On a design day in winter the preheat coil must add over a million Btuh to the airstream to raise the temperature of 16 degrees Fahrenheit outside air to 48 degrees Fahrenheit. This will require a flow rate of 103 gpm of 180 degrees Fahrenheit hot water with a 20-degree temperature drop.
A conservative assumption of zero outdoor air specific humidity has been made for calculating the humidifier capacity. It is therefore determined that 899 pounds per hour will raise the specific humidity to the cleanroom requirement of 47 grains per pound that corresponds to 45 percent RH at 68 degrees Fahrenheit.
While each application must be examined in detail to come up with meaningful cost figures, it is safe to say that a first cost for make-up air beginning in the range of $10 to $15 per cfm can be “guesstimated.”
This cost consists of:
Make-up AHU incorporating prefiltration, final filtration, cooling, pre-heating, reheating, humidification, air moving equipment and cabinetry.
Ductwork including sheetmetal, insulation, intake louvers and dampers.
Chiller, cooling tower and boiler system augmentation, including circulation pumps and main piping header size increase, and specific make-up AHU piping runouts.
Control system including control of make-up airflow; temperature, humidity, and cleanroom pressure sensors; control wiring, as well as chilled water and hot water valving.
Power wiring including motor starters, circuit protection, as well as increased wire size for chillers and boilers.
Ongoing operating cost can equal first cost in 3 to 5 years. This will consist of power cost for chillers, boilers, pumps, humidifiers and fans, as well as preventive maintenance service cost including filter changes and carbon bed maintenance, if applicable.
Not considered here are such financial costs as interest on the added equipment and depreciation costs. Nor has the cost of the exhaust system been addressed.
The 30,000 cfm make-up air system could result in an initial capital cost of $600,000, and an ongoing operating cost of $200,000 per year. Alternative strategies that reduce the total exhaust from the cleanroom can have a significant effect on make-up air costs.
A careful study should be made initially to include only those high exhaust operations within the cleanroom that require a clean environment. Frequently the decision to place an exhausting work station in the cleanroom is guided more by work flow convenience or by a “we`ve always done it that way” rationale than by product quality issues.
Using reduced flow work stations and/or time of day (occupied/unoccupied) exhaust control can reduce operating cost even if first cost must be expended to insure that full make-up air is available when needed.
Using bulkhead installation of process equipment that permits heat exhaust using non-cleanroom, service chase air, can offer significant savings.
Air-to-air heat exchangers could be installed in the exhaust and make-up airstreams. Models designed for zero crossover flow are available for applications involving hazardous exhausts.

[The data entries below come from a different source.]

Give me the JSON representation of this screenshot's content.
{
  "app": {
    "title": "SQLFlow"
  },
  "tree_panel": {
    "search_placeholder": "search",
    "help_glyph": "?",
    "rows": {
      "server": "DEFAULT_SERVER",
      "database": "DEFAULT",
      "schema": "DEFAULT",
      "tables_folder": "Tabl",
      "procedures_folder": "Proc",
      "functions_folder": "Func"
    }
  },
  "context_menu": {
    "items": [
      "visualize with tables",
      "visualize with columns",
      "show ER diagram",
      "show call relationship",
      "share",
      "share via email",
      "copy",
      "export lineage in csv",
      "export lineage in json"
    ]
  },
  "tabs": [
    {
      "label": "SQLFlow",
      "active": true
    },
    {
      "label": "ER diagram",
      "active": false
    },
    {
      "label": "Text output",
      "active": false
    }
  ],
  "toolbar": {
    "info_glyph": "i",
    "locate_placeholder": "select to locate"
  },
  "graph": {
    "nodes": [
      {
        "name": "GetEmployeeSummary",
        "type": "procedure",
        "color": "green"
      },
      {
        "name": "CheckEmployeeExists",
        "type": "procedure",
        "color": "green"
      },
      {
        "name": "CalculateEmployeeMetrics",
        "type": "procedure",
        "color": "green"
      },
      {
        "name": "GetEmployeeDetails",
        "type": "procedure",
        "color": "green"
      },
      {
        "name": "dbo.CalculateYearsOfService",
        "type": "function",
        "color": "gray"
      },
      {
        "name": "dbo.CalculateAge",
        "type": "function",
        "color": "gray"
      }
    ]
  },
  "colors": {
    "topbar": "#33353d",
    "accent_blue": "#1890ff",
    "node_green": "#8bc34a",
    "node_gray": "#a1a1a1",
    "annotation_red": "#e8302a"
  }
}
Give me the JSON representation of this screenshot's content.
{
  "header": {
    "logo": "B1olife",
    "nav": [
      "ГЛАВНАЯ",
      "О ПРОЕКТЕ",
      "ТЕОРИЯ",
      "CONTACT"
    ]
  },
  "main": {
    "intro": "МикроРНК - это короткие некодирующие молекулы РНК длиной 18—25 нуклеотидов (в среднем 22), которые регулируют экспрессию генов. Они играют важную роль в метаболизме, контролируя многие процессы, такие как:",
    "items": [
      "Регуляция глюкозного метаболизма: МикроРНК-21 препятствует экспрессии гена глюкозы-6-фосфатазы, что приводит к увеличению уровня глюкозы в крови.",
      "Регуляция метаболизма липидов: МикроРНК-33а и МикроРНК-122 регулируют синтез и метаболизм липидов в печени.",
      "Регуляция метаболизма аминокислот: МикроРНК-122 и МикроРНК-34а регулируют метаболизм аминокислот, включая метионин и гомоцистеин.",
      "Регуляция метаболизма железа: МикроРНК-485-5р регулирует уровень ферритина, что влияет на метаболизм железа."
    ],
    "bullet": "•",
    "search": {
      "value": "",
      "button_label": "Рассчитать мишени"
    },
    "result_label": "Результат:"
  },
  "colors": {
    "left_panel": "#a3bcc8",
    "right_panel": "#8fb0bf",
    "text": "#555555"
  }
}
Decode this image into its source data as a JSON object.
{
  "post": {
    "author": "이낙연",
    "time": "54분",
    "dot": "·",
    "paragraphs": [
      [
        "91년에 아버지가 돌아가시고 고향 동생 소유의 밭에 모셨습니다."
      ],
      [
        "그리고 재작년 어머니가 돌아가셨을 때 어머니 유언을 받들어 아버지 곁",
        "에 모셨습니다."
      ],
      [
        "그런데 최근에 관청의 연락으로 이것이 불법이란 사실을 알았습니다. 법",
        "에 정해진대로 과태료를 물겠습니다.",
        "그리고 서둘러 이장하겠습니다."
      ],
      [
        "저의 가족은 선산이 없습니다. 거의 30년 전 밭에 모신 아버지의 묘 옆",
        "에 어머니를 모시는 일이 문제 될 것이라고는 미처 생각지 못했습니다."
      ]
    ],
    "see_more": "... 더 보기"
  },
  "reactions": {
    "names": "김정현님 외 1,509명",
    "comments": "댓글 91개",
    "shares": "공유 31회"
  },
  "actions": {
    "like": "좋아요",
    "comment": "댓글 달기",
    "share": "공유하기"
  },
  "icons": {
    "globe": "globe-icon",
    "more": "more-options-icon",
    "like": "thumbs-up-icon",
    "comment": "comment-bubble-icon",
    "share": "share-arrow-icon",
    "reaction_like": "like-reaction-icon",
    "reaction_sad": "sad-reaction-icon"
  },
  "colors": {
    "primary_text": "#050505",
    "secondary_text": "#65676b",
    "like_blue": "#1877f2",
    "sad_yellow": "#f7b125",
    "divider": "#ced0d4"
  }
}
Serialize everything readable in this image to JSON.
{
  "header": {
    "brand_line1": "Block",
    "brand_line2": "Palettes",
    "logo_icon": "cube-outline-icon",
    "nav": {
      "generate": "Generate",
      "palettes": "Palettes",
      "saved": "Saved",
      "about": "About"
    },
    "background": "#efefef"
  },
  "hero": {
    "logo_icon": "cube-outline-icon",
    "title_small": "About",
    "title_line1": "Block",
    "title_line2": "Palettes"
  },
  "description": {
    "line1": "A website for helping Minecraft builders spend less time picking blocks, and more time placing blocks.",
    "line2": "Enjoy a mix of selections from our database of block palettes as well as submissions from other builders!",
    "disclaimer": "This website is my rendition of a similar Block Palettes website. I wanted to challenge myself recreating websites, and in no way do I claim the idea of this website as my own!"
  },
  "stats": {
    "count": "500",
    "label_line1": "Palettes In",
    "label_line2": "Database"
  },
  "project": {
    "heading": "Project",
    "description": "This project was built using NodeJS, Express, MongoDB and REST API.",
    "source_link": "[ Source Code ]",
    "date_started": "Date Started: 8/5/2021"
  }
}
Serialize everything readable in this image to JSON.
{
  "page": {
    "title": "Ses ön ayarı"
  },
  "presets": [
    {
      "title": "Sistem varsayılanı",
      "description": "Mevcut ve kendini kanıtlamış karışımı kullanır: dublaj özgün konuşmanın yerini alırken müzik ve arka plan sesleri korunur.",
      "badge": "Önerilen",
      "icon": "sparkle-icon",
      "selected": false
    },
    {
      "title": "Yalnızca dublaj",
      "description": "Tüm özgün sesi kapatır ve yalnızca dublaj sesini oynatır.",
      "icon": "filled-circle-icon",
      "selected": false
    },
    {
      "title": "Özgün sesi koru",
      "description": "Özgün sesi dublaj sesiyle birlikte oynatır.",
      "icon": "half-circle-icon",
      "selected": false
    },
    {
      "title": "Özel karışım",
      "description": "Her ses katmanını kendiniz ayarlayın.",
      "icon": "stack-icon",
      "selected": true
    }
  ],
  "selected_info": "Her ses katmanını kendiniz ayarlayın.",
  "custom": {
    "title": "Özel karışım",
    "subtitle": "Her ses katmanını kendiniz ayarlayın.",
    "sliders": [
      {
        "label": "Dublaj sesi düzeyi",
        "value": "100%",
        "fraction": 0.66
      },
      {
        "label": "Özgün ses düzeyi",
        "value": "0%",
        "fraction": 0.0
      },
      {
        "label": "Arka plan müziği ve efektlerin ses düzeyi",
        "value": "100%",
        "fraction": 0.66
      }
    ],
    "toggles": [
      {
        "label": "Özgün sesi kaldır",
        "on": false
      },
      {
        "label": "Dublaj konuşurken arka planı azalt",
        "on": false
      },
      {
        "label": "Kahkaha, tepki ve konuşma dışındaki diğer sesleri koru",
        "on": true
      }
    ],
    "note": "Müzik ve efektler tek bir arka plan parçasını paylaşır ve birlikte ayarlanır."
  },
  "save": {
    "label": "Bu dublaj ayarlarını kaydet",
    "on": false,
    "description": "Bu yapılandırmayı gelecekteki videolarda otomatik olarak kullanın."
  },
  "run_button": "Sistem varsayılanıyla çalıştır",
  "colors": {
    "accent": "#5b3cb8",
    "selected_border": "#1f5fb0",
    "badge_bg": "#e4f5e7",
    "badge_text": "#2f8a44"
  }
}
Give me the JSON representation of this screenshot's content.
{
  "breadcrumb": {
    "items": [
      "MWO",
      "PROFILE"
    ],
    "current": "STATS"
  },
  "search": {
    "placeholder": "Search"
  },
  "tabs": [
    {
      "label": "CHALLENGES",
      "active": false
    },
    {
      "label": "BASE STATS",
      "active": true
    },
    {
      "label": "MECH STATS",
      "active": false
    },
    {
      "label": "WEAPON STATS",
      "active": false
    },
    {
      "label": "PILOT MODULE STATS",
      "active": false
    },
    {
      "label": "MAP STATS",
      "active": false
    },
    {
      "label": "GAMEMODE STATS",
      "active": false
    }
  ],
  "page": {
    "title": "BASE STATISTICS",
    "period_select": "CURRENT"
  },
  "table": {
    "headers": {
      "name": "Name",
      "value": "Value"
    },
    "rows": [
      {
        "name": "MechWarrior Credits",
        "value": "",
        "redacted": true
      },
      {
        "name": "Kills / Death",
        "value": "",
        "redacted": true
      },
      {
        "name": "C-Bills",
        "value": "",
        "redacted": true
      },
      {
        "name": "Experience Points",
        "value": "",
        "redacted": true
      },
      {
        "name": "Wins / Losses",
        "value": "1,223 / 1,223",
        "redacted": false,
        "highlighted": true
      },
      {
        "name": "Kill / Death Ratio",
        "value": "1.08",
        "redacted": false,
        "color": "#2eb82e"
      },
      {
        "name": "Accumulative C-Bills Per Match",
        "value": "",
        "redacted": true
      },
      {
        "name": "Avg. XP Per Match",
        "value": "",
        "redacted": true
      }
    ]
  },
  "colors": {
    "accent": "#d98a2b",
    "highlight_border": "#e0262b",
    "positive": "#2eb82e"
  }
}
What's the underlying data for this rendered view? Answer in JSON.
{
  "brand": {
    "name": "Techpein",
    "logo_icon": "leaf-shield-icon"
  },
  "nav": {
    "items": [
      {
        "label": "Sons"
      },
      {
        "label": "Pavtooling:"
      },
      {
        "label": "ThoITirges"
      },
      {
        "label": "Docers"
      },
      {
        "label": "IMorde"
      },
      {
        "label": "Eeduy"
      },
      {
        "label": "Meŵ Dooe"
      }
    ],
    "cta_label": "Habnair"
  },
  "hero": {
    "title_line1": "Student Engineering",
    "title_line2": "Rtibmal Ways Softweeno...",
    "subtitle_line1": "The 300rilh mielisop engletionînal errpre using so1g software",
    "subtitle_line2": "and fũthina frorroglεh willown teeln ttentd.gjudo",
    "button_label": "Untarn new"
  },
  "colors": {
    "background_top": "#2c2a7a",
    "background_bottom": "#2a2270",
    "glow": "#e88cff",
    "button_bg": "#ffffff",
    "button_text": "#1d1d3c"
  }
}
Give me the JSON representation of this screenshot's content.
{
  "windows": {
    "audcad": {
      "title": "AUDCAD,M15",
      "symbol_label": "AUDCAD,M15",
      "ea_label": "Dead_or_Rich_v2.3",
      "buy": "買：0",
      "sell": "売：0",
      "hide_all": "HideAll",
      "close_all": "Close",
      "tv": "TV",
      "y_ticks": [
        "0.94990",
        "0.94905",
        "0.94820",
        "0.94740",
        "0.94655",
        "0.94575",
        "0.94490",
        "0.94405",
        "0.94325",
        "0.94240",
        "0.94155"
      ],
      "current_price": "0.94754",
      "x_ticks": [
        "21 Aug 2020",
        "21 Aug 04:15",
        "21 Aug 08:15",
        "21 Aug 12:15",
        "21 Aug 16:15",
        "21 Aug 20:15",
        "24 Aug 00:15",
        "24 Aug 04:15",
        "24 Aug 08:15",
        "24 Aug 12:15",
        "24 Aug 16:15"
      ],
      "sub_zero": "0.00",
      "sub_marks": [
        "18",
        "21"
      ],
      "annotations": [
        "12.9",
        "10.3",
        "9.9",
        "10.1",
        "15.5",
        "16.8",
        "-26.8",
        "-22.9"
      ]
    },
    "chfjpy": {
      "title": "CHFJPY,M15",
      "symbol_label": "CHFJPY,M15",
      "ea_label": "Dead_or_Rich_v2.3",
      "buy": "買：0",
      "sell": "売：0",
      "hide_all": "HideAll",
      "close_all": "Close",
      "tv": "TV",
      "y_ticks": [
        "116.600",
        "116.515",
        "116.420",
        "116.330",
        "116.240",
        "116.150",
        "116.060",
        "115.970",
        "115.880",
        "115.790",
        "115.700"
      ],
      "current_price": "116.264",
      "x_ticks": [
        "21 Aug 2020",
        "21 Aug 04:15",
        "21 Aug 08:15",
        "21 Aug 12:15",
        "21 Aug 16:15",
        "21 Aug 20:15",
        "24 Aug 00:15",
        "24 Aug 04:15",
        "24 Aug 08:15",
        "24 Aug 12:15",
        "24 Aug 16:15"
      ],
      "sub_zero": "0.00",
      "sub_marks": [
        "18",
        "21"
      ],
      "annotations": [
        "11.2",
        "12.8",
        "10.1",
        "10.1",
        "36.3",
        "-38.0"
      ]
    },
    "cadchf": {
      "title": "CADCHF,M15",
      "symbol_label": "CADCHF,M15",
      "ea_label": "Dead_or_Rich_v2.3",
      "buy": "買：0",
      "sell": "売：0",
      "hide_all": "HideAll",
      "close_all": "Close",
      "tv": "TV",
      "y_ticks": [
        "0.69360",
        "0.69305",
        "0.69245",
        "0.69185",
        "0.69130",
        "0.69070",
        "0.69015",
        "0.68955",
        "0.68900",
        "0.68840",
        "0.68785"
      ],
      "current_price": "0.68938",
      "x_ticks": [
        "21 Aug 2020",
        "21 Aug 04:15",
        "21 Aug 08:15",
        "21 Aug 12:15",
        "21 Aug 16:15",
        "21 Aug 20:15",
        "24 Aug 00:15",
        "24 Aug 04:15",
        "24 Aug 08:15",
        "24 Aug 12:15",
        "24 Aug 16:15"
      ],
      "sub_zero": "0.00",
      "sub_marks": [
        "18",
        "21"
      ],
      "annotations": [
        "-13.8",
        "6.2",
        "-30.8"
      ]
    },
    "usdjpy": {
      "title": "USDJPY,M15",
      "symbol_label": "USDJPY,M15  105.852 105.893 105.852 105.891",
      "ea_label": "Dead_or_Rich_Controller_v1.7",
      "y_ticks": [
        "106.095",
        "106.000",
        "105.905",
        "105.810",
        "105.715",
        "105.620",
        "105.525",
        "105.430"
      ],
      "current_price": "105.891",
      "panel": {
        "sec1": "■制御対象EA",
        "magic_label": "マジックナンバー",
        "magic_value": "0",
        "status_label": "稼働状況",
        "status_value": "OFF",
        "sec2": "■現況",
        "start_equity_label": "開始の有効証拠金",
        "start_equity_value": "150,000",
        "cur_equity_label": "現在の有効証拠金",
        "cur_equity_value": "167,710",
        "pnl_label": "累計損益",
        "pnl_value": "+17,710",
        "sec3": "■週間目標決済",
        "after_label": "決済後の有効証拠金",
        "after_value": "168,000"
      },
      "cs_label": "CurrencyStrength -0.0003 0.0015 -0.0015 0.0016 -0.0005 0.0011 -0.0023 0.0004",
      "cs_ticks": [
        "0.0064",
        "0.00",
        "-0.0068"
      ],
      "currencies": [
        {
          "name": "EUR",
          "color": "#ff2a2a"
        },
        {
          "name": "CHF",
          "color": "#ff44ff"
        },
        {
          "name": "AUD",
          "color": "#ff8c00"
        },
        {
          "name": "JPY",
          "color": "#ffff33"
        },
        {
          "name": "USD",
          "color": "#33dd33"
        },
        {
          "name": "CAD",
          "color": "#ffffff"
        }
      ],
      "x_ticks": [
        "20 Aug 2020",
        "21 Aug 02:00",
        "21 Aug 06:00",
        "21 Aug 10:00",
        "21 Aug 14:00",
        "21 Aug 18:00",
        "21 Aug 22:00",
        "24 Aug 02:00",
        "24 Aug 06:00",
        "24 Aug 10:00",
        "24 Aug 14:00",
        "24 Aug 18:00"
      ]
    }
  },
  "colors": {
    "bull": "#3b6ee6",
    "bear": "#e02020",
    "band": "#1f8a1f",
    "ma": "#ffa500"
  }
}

They should be evaluated to determine if first cost and operating savings are sufficient to recoup investment in a reasonable time.
Raymond K. Schneider P.E. is vice president and manager of the Industrial Air Engineering Business Unit of Luwa Bahnson, Winston Salem, NC, where he is responsible for design and construction of cleanrooms throughout the U.S. and Canada, as well as for the marketing of the Luwa Bahnson line of cleanroom ceiling grid, mini-plug fan/filter units and air diffusion ceiling systems. Schneider has an aeronautical engineering degree from the Polytechnic University of New York and an MBA from Long Island University. He is a registered professional engineer in five states and the author of the book, Practical Cleanroom Design, as well as numerous technical articles and books on HVAC and cleanroom topics.
The air is cooled and dehumidified and then reheated to a condition that will meet cleanroom cooling demand.
Make-up air is drawn from outdoors. This air is pre-filtered by a 30 percent ASHRAE panel filter to remove large particles. The air may then pass through a carbon bed filter to remove gaseous contaminants.